People see things from the perspective they live. Humans are extremely dependent on boxes. We live in a box, our house. We drive a box down the road, we check off boxes to get things done. We see things in a matter of time— a box of a day, a week, month, or a year and so on. Our lives, and our perceptions are molded into a box.
I broke free and finally realized this tendency when a box could no longer hold me.
It was many years ago, when my mother suddenly passed away. I was deep in grief. The summer of her passing I moved my entire bedroom set out into the yard. I lived alone in a remote environment and for some reason this time in my life was about breaking free of boxes. Namely, the one I lived in. So, for a full summer, I slept under the stars. It was a fantastic experience and one that taught me how limited the human perspective truly is.
When you fall asleep each night looking at endless galaxies it’s a humbling experience. This experience taught me how incredibly small my perspective really was. And I’ve never forgotten it.
My horses sleep under the stars every night. It is I that needs to understand why a simple box could seem to be a challenge for a horse.
As issues such as, counter bending, dropping a shoulder, and darting off into the center started developing with Grace in the arena, I decided to go back to riding her with a halter and one lead rope.

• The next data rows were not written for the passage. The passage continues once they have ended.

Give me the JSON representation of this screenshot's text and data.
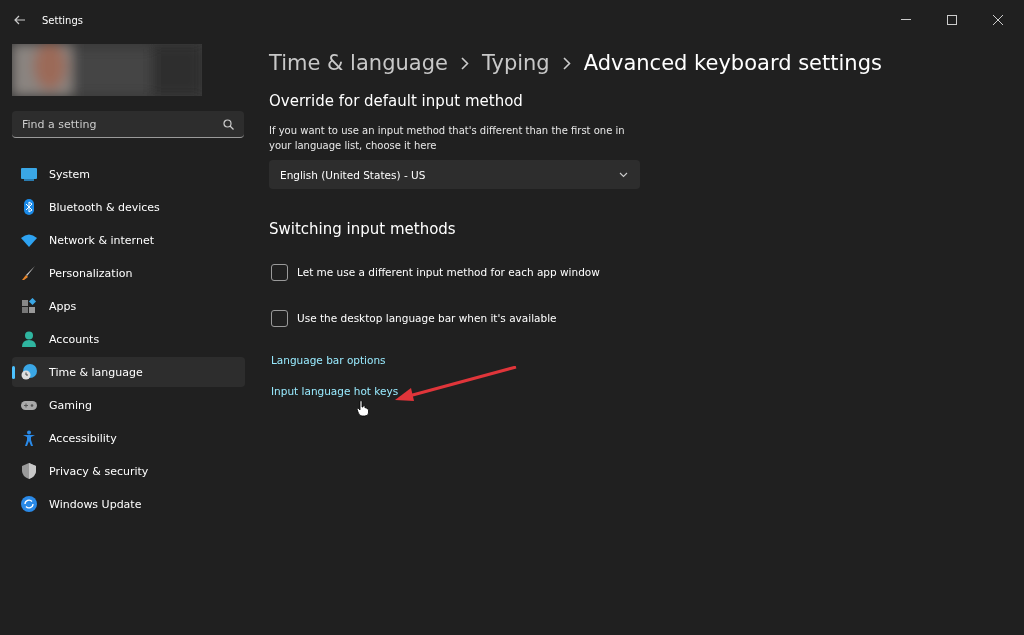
{
  "window": {
    "title": "Settings"
  },
  "search": {
    "placeholder": "Find a setting"
  },
  "sidebar": {
    "items": [
      {
        "label": "System",
        "selected": false
      },
      {
        "label": "Bluetooth & devices",
        "selected": false
      },
      {
        "label": "Network & internet",
        "selected": false
      },
      {
        "label": "Personalization",
        "selected": false
      },
      {
        "label": "Apps",
        "selected": false
      },
      {
        "label": "Accounts",
        "selected": false
      },
      {
        "label": "Time & language",
        "selected": true
      },
      {
        "label": "Gaming",
        "selected": false
      },
      {
        "label": "Accessibility",
        "selected": false
      },
      {
        "label": "Privacy & security",
        "selected": false
      },
      {
        "label": "Windows Update",
        "selected": false
      }
    ]
  },
  "breadcrumb": [
    "Time & language",
    "Typing",
    "Advanced keyboard settings"
  ],
  "override": {
    "heading": "Override for default input method",
    "description": "If you want to use an input method that's different than the first one in your language list, choose it here",
    "dropdown": {
      "value": "English (United States) - US"
    }
  },
  "switching": {
    "heading": "Switching input methods",
    "options": [
      {
        "label": "Let me use a different input method for each app window",
        "checked": false
      },
      {
        "label": "Use the desktop language bar when it's available",
        "checked": false
      }
    ],
    "links": [
      "Language bar options",
      "Input language hot keys"
    ]
  }
}
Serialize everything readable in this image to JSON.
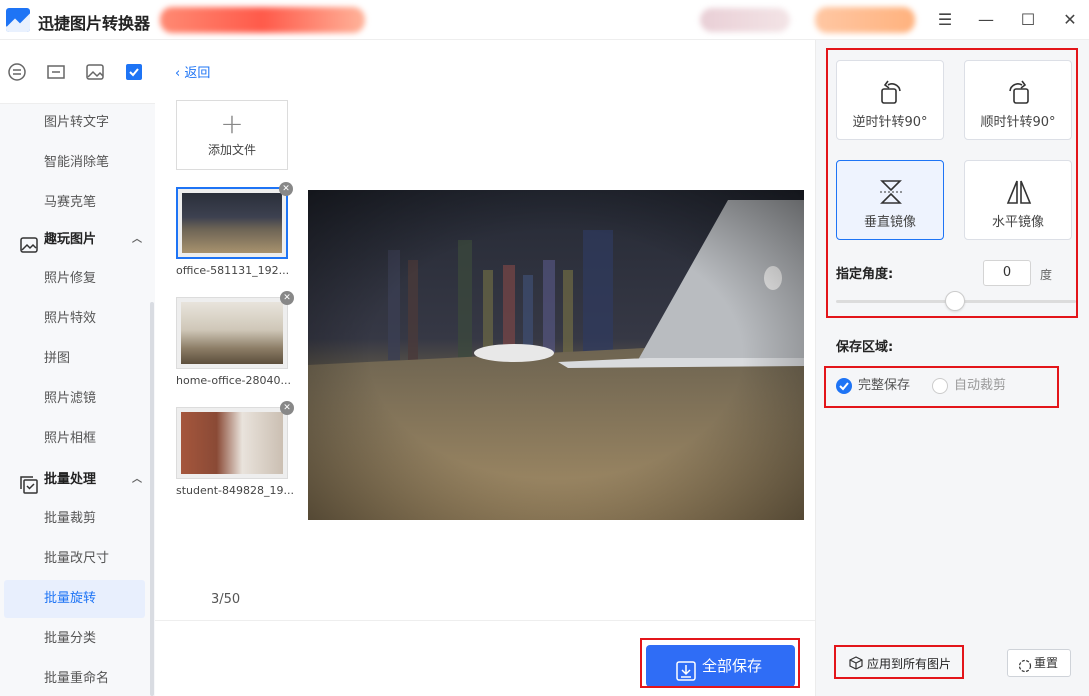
{
  "app": {
    "title": "迅捷图片转换器",
    "window_controls": [
      "menu",
      "minimize",
      "maximize",
      "close"
    ],
    "brand_color": "#1e74f5"
  },
  "sidebar": {
    "tab_icons": [
      "convert-icon",
      "crop-icon",
      "image-icon",
      "batch-icon"
    ],
    "items": [
      {
        "label": "图片转文字",
        "type": "item"
      },
      {
        "label": "智能消除笔",
        "type": "item"
      },
      {
        "label": "马赛克笔",
        "type": "item"
      },
      {
        "label": "趣玩图片",
        "type": "group",
        "icon": "image-icon",
        "expanded": true
      },
      {
        "label": "照片修复",
        "type": "item"
      },
      {
        "label": "照片特效",
        "type": "item"
      },
      {
        "label": "拼图",
        "type": "item"
      },
      {
        "label": "照片滤镜",
        "type": "item"
      },
      {
        "label": "照片相框",
        "type": "item"
      },
      {
        "label": "批量处理",
        "type": "group",
        "icon": "batch-icon",
        "expanded": true
      },
      {
        "label": "批量裁剪",
        "type": "item"
      },
      {
        "label": "批量改尺寸",
        "type": "item"
      },
      {
        "label": "批量旋转",
        "type": "item",
        "active": true
      },
      {
        "label": "批量分类",
        "type": "item"
      },
      {
        "label": "批量重命名",
        "type": "item"
      }
    ]
  },
  "main": {
    "back_label": "返回",
    "add_file_label": "添加文件",
    "files": [
      {
        "name": "office-581131_192...",
        "selected": true
      },
      {
        "name": "home-office-28040...",
        "selected": false
      },
      {
        "name": "student-849828_19...",
        "selected": false
      }
    ],
    "count": "3/50",
    "save_all_label": "全部保存"
  },
  "rotate_panel": {
    "ops": [
      {
        "label": "逆时针转90°",
        "icon": "rotate-ccw-icon",
        "active": false
      },
      {
        "label": "顺时针转90°",
        "icon": "rotate-cw-icon",
        "active": false
      },
      {
        "label": "垂直镜像",
        "icon": "flip-vertical-icon",
        "active": true
      },
      {
        "label": "水平镜像",
        "icon": "flip-horizontal-icon",
        "active": false
      }
    ],
    "angle_label": "指定角度:",
    "angle_value": "0",
    "angle_unit": "度",
    "save_area_label": "保存区域:",
    "save_options": [
      {
        "label": "完整保存",
        "checked": true
      },
      {
        "label": "自动裁剪",
        "checked": false
      }
    ],
    "apply_all_label": "应用到所有图片",
    "reset_label": "重置"
  }
}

The most amazing thing happened. I took the conflict out of the conflict. I often say, “How much pressure is there in a rope if no one’s holding onto the other end?” You cannot control a box with a single rein. And so we found another way.
Once again, Grace led me to a deeper, richer awareness. She explored every element of the arena and I went along with her. I witnessed her brilliance. And I began to feel her needs.
It wasn’t misbehavior. It was actually natural and deeply intentional. As I was riding along I could feel, sense and see her processing the whole environment. Without my control, she could drink in all she needed for a truer understanding of her part in our process. And then, as if by nature, Grace moved straight and true. She remained free while on the line. She flowed without a brace and I could see the deeper value of our experience.
Lines are not confining in freedom… only when perceived through the dependency on control.
This is a subtle and massive awareness.
I realized how I forced all the other horses in my life into a box. As Far Go watched, I felt both regret and gratitude. I wished I could have given him the same opportunity that Grace was showing me. But at the same time, as I rode past him I saw a certain look in his eye. I felt like he knew what I had found. I think he came in to witness my advancement, not Grace’s. I am happy that Far Go lived long enough to see me finally begin to evolve.
I am forever grateful for the opportunities in my shortcomings. Whether it’s with a horse or a human or even just within my own process, I now know to let go of the rope. I don’t need to control every process. I have Grace.
When I look up to the stars at night I know with complete certainty, nothing needs my control. All is given freely, abundantly and poetically. My role is to be able to stay out of the way and allow the lessons of life to guide me into the ultimate, into the return of unity.